= ACTIVITY =
Scan the listing below and copy every line holding "placeholder".

= RECORDS FOR THIS EXERCISE =
+++

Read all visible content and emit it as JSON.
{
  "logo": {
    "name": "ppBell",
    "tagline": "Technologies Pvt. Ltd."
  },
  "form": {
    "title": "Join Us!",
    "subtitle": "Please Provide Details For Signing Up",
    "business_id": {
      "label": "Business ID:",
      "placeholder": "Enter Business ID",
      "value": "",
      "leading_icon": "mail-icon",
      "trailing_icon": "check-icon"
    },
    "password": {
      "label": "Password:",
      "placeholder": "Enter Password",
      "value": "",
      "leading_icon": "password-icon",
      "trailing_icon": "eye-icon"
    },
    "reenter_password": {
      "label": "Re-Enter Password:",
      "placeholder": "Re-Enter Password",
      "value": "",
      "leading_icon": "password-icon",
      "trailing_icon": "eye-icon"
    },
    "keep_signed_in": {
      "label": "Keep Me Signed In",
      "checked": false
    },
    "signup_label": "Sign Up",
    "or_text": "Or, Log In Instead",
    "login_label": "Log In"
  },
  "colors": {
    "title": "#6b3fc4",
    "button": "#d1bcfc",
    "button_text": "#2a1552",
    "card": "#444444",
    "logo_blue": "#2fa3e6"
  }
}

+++

= SOLVED EXERCISE =
      "placeholder": "Enter Business ID",
      "placeholder": "Enter Password",
      "placeholder": "Re-Enter Password",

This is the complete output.